Supplied data:
□ □ □ □ □
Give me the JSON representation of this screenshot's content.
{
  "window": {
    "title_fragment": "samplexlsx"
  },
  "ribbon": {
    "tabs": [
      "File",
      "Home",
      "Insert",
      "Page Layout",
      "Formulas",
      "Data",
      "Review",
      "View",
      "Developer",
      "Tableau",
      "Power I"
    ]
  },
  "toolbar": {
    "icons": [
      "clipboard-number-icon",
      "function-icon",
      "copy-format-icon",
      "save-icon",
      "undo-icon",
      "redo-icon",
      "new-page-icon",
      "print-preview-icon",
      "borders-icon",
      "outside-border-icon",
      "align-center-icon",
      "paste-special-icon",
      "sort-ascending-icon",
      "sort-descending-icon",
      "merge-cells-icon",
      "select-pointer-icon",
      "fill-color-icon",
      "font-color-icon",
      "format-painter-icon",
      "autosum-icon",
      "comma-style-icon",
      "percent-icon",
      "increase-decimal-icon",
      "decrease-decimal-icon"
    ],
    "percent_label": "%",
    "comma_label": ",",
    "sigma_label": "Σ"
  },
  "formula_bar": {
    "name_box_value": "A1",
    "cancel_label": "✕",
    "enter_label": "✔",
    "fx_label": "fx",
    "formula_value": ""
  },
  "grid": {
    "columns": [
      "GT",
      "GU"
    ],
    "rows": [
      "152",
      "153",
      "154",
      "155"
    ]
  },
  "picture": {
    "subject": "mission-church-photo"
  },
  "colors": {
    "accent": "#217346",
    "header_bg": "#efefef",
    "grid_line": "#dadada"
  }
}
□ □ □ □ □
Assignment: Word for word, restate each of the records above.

Result of this task:
Give me the JSON representation of this screenshot's content.
{
  "window": {
    "title_fragment": "samplexlsx"
  },
  "ribbon": {
    "tabs": [
      "File",
      "Home",
      "Insert",
      "Page Layout",
      "Formulas",
      "Data",
      "Review",
      "View",
      "Developer",
      "Tableau",
      "Power I"
    ]
  },
  "toolbar": {
    "icons": [
      "clipboard-number-icon",
      "function-icon",
      "copy-format-icon",
      "save-icon",
      "undo-icon",
      "redo-icon",
      "new-page-icon",
      "print-preview-icon",
      "borders-icon",
      "outside-border-icon",
      "align-center-icon",
      "paste-special-icon",
      "sort-ascending-icon",
      "sort-descending-icon",
      "merge-cells-icon",
      "select-pointer-icon",
      "fill-color-icon",
      "font-color-icon",
      "format-painter-icon",
      "autosum-icon",
      "comma-style-icon",
      "percent-icon",
      "increase-decimal-icon",
      "decrease-decimal-icon"
    ],
    "percent_label": "%",
    "comma_label": ",",
    "sigma_label": "Σ"
  },
  "formula_bar": {
    "name_box_value": "A1",
    "cancel_label": "✕",
    "enter_label": "✔",
    "fx_label": "fx",
    "formula_value": ""
  },
  "grid": {
    "columns": [
      "GT",
      "GU"
    ],
    "rows": [
      "152",
      "153",
      "154",
      "155"
    ]
  },
  "picture": {
    "subject": "mission-church-photo"
  },
  "colors": {
    "accent": "#217346",
    "header_bg": "#efefef",
    "grid_line": "#dadada"
  }
}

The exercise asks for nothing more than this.